## Excerpts from an interface dataset:
»»

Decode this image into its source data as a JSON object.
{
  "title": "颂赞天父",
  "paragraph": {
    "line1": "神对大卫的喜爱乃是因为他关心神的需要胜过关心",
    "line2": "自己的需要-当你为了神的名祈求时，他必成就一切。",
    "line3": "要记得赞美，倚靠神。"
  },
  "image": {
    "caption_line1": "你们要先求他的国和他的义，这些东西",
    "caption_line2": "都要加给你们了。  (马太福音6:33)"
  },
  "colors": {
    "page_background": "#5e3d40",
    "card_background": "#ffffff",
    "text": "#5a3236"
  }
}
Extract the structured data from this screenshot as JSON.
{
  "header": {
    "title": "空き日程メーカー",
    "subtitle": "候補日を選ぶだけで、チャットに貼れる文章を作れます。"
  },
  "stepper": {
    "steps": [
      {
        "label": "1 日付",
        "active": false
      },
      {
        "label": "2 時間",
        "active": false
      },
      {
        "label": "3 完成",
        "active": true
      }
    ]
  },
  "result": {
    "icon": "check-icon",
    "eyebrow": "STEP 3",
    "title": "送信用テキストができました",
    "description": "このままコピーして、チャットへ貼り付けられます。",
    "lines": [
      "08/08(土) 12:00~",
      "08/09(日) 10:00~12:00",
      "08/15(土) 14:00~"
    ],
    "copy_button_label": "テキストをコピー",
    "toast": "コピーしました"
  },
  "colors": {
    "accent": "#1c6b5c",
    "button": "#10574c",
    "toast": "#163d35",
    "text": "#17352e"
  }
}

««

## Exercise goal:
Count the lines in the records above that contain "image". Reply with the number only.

## Answer space:
2